PROBLEM STATEMENT
In the data below, find each line carrying the string "Subcutaneous" and copy it out.

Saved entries
'''

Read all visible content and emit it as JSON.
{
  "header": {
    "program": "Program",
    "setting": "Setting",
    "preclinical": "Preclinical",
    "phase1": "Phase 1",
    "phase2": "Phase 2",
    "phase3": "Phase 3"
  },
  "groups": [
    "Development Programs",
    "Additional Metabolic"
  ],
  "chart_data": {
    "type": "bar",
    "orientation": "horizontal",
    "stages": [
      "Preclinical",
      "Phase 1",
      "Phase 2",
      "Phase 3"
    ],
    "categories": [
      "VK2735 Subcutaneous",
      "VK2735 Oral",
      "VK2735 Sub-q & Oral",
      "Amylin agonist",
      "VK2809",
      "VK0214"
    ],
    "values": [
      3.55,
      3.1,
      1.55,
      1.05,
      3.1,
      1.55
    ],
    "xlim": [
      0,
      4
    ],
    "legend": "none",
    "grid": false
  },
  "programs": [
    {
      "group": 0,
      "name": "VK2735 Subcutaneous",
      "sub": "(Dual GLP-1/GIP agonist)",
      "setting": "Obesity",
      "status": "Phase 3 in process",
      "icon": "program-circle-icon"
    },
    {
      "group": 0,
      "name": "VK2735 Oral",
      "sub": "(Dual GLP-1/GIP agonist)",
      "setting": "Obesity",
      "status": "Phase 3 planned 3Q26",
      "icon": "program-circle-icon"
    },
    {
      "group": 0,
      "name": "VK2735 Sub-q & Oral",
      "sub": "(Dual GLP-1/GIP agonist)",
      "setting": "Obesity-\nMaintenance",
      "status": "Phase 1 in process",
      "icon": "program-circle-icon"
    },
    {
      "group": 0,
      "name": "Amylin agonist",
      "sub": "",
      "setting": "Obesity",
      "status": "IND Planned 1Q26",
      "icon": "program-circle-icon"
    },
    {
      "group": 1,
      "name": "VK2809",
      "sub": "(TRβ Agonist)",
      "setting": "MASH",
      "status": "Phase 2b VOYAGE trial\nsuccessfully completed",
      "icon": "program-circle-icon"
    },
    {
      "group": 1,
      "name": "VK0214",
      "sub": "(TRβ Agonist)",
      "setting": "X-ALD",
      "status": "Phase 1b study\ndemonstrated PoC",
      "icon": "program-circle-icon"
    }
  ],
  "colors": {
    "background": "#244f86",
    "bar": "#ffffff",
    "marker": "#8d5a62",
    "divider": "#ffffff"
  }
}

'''

ANSWER TO THIS PROBLEM
      "VK2735 Subcutaneous",
      "name": "VK2735 Subcutaneous",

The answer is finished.